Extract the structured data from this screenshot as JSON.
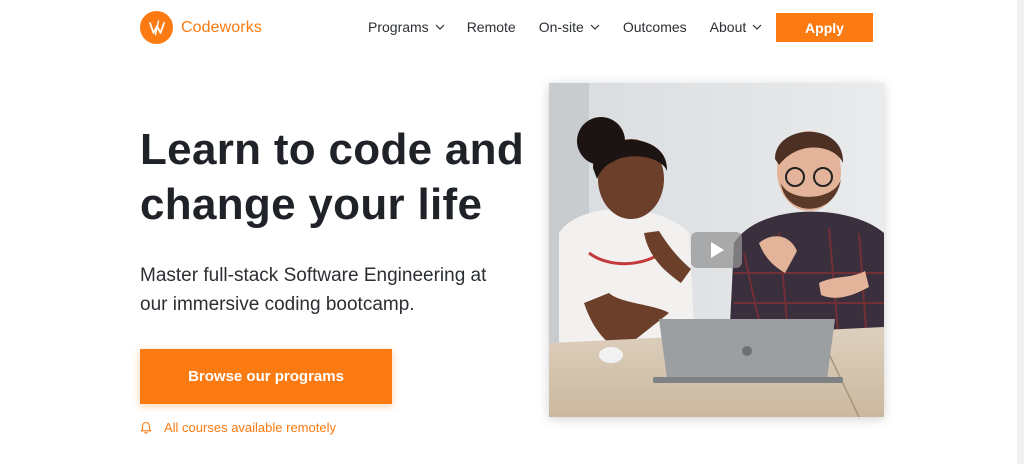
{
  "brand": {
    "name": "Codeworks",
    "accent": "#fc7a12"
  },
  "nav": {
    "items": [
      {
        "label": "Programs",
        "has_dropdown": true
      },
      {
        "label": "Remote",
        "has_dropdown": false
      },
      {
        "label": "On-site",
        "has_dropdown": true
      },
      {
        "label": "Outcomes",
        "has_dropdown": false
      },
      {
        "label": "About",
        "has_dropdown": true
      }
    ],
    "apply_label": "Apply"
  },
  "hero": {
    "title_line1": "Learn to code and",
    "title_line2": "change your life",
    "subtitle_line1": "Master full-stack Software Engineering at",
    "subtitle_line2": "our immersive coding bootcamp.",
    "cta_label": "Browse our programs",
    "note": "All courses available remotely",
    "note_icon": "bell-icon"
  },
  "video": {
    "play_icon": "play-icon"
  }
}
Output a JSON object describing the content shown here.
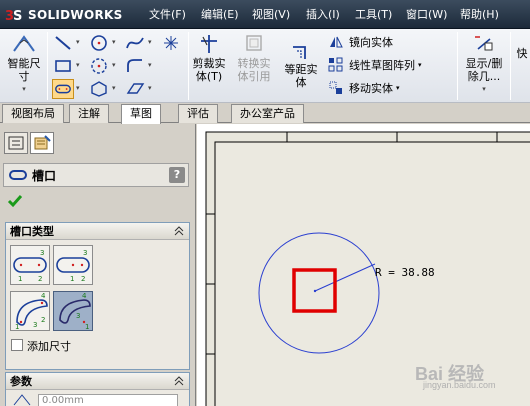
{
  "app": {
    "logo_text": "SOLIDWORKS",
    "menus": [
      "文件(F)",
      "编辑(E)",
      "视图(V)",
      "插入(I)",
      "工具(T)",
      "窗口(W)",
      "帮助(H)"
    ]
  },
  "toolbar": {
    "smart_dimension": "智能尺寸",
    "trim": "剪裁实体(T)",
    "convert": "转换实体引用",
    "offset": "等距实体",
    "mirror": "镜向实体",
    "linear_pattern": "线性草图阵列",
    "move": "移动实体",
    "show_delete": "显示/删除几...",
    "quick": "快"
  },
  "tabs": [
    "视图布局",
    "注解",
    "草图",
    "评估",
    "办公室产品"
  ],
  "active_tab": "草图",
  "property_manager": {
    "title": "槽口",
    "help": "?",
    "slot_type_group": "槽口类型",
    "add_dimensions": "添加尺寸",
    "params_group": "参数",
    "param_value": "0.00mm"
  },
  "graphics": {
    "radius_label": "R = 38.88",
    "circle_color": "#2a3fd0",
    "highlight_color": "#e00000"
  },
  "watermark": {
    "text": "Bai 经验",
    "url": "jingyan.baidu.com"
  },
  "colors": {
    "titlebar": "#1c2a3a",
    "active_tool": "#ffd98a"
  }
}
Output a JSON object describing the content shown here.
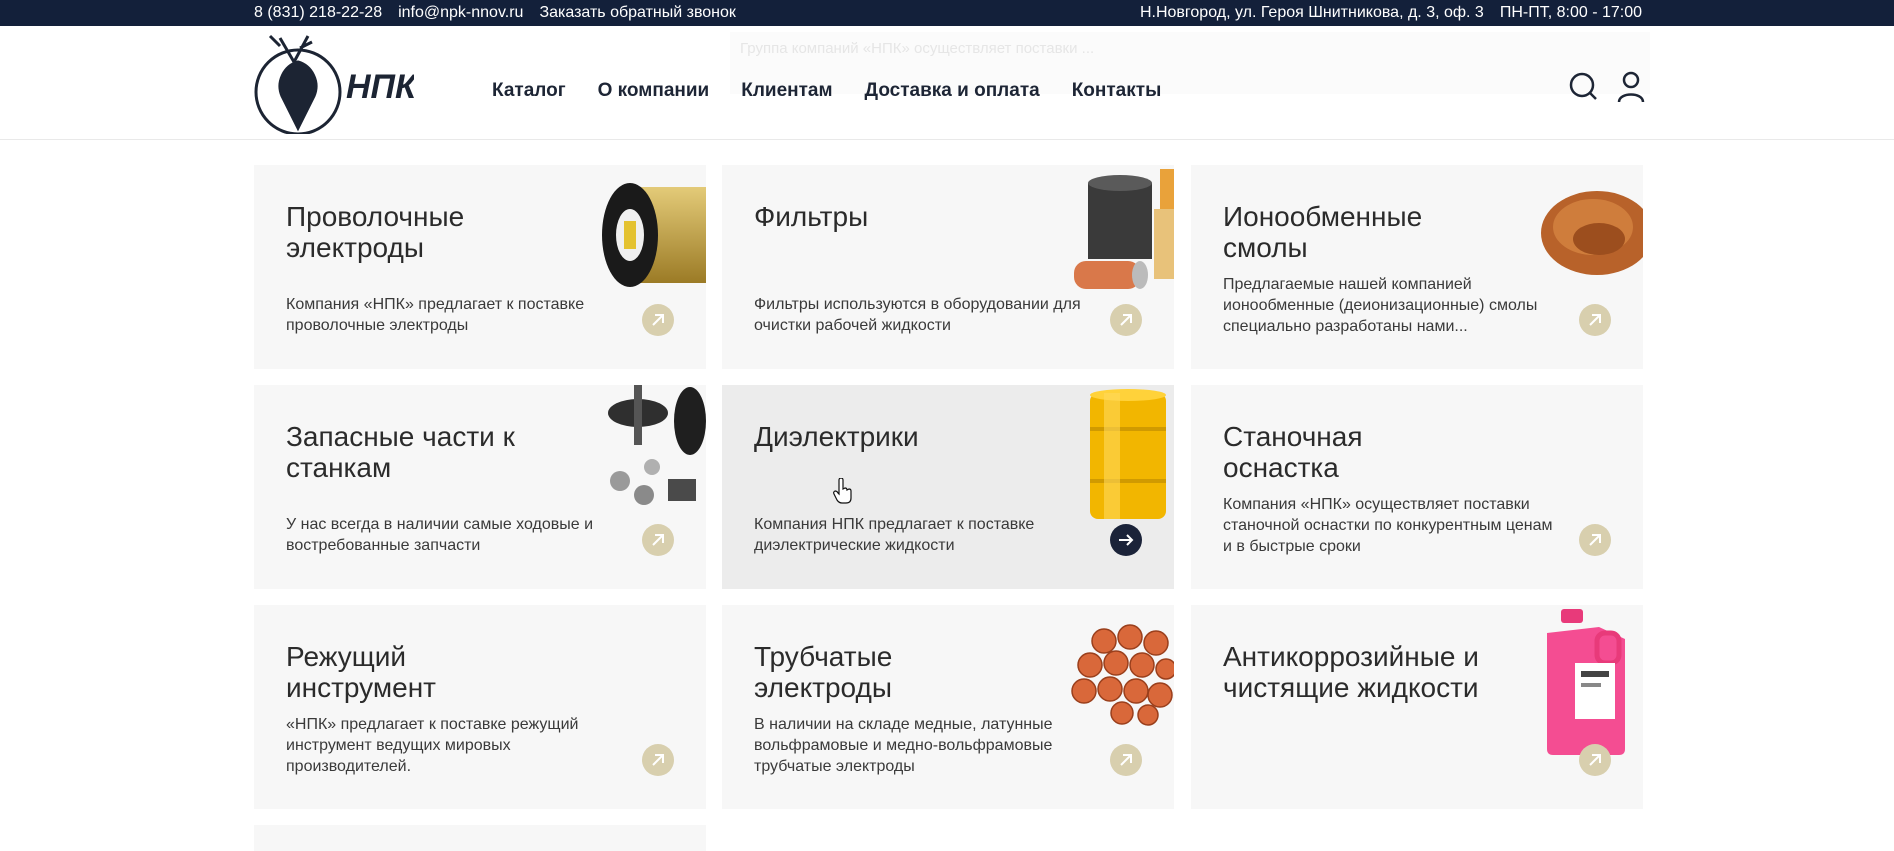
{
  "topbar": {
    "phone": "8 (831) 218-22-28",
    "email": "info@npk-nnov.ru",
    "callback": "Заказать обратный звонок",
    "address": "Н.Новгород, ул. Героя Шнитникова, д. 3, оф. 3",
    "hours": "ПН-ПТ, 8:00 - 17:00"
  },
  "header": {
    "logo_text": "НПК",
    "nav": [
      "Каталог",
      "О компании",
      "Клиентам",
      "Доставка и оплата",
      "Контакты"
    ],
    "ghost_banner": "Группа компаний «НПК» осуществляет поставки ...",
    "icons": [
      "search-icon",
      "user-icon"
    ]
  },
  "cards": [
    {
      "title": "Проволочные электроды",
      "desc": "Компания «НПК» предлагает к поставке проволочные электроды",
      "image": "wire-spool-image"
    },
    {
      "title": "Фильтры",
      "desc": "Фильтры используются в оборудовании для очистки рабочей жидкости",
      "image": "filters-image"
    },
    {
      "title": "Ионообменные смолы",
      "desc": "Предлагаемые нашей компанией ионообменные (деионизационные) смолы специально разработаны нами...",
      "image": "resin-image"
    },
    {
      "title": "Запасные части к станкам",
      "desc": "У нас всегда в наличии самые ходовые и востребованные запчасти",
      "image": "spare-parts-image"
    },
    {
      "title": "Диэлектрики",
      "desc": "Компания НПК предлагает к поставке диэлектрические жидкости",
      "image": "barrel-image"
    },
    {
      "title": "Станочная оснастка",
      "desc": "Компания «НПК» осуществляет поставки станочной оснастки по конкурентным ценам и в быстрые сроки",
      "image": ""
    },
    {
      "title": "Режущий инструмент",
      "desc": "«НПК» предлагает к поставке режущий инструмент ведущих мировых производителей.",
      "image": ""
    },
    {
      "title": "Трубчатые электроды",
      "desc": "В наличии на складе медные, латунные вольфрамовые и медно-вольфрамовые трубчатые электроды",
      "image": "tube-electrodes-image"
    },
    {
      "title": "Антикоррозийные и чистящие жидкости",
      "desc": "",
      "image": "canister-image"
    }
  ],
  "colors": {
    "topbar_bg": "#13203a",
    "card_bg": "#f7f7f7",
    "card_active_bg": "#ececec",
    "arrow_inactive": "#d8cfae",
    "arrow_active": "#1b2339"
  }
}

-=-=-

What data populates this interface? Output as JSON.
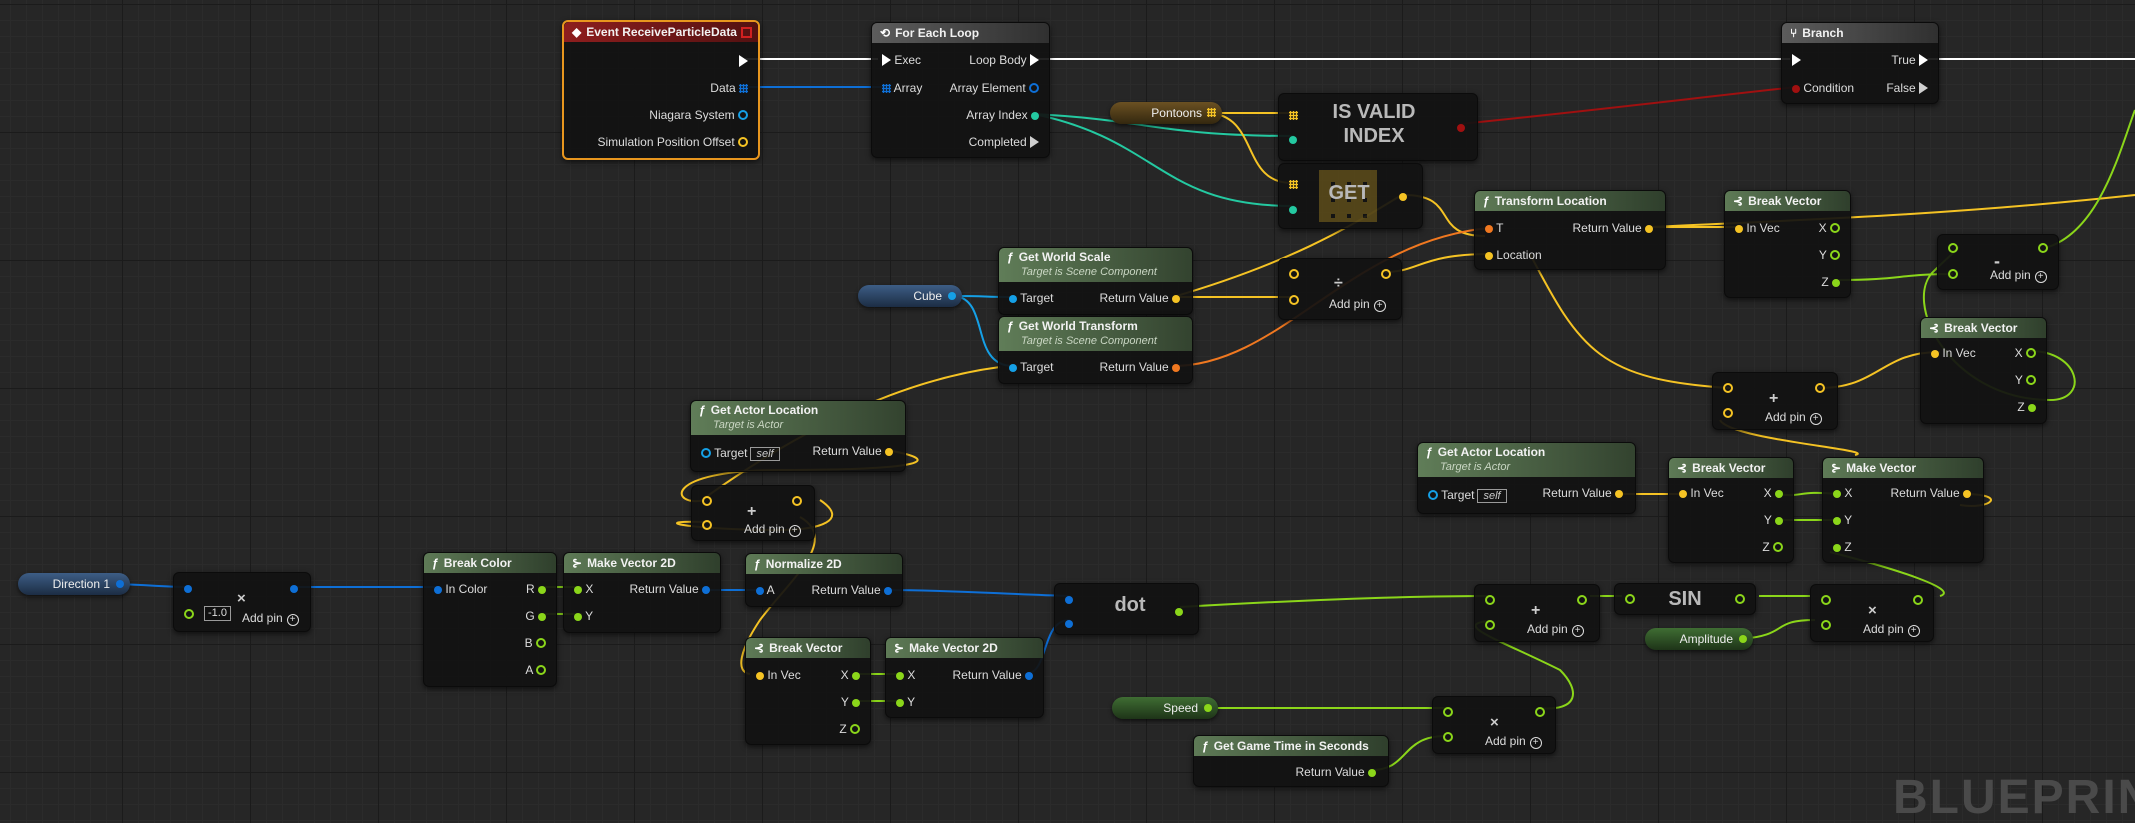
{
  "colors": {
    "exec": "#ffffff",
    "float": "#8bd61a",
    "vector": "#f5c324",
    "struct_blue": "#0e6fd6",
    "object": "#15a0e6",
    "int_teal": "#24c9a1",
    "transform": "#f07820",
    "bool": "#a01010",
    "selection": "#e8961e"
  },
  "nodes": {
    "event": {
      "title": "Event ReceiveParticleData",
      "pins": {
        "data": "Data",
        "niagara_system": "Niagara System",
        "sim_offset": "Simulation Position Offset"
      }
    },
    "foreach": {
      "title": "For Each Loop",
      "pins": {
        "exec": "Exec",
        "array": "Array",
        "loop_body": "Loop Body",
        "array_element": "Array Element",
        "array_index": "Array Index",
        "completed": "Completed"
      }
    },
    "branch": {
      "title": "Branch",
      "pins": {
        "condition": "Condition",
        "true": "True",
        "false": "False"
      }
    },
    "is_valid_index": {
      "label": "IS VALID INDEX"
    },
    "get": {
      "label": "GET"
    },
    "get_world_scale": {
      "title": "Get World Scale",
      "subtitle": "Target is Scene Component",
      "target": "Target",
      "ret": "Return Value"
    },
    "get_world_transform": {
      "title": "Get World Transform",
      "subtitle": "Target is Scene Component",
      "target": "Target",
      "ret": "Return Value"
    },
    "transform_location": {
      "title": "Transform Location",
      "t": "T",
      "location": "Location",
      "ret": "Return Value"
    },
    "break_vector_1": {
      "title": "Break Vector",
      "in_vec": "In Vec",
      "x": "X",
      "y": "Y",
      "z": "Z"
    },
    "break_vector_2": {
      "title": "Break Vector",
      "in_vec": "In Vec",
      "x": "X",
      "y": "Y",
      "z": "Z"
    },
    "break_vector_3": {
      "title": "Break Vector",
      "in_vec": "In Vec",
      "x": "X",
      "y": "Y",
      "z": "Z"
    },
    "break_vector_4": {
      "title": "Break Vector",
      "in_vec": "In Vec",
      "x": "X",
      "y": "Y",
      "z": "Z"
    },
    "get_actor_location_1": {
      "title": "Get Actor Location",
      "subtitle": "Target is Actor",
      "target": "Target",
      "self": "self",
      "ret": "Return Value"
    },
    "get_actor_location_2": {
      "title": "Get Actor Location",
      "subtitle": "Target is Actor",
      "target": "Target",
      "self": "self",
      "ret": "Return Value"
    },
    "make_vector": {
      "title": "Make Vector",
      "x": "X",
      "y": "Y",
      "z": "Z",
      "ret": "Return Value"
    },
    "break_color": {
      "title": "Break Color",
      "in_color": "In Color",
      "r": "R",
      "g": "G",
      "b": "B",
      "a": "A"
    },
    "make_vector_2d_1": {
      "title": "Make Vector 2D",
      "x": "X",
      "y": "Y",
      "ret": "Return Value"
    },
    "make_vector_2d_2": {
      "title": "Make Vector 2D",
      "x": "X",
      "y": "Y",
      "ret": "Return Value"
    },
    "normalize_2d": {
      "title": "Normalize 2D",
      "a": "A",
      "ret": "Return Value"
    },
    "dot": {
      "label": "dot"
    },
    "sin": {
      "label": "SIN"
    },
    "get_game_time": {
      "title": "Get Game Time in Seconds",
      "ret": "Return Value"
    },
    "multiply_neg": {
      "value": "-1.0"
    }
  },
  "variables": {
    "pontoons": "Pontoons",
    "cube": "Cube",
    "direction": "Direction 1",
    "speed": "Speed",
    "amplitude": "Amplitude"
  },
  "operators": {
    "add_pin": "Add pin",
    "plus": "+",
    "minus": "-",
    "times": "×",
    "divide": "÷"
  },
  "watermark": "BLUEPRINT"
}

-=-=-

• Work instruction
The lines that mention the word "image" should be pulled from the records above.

• Response to this exercise
      "image": "wire-spool-image"
      "image": "filters-image"
      "image": "resin-image"
      "image": "spare-parts-image"
      "image": "barrel-image"
      "image": ""
      "image": ""
      "image": "tube-electrodes-image"
      "image": "canister-image"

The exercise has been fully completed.